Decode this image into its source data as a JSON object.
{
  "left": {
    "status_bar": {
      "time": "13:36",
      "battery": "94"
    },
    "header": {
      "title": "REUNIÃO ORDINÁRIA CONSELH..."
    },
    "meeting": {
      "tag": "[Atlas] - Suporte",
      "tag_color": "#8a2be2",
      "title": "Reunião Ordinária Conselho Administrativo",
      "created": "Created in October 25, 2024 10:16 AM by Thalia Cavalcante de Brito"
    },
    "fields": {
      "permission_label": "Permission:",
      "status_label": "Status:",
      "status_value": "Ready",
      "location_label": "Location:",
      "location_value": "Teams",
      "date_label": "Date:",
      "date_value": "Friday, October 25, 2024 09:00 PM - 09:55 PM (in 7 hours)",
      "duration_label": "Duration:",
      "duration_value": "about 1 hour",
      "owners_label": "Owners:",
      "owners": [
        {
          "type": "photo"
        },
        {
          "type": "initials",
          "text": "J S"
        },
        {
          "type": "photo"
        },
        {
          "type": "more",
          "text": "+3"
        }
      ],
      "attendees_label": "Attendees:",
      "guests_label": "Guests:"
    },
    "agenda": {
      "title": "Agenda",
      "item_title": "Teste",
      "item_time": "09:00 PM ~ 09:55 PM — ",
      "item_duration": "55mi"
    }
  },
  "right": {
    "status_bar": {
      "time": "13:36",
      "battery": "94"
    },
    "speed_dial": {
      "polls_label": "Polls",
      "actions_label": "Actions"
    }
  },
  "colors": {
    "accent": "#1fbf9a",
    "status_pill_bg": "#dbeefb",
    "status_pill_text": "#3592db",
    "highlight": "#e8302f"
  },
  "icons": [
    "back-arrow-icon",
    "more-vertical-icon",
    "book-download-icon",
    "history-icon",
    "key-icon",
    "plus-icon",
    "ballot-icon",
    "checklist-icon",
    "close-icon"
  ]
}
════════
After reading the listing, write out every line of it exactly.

Decode this image into its source data as a JSON object.
{
  "left": {
    "status_bar": {
      "time": "13:36",
      "battery": "94"
    },
    "header": {
      "title": "REUNIÃO ORDINÁRIA CONSELH..."
    },
    "meeting": {
      "tag": "[Atlas] - Suporte",
      "tag_color": "#8a2be2",
      "title": "Reunião Ordinária Conselho Administrativo",
      "created": "Created in October 25, 2024 10:16 AM by Thalia Cavalcante de Brito"
    },
    "fields": {
      "permission_label": "Permission:",
      "status_label": "Status:",
      "status_value": "Ready",
      "location_label": "Location:",
      "location_value": "Teams",
      "date_label": "Date:",
      "date_value": "Friday, October 25, 2024 09:00 PM - 09:55 PM (in 7 hours)",
      "duration_label": "Duration:",
      "duration_value": "about 1 hour",
      "owners_label": "Owners:",
      "owners": [
        {
          "type": "photo"
        },
        {
          "type": "initials",
          "text": "J S"
        },
        {
          "type": "photo"
        },
        {
          "type": "more",
          "text": "+3"
        }
      ],
      "attendees_label": "Attendees:",
      "guests_label": "Guests:"
    },
    "agenda": {
      "title": "Agenda",
      "item_title": "Teste",
      "item_time": "09:00 PM ~ 09:55 PM — ",
      "item_duration": "55mi"
    }
  },
  "right": {
    "status_bar": {
      "time": "13:36",
      "battery": "94"
    },
    "speed_dial": {
      "polls_label": "Polls",
      "actions_label": "Actions"
    }
  },
  "colors": {
    "accent": "#1fbf9a",
    "status_pill_bg": "#dbeefb",
    "status_pill_text": "#3592db",
    "highlight": "#e8302f"
  },
  "icons": [
    "back-arrow-icon",
    "more-vertical-icon",
    "book-download-icon",
    "history-icon",
    "key-icon",
    "plus-icon",
    "ballot-icon",
    "checklist-icon",
    "close-icon"
  ]
}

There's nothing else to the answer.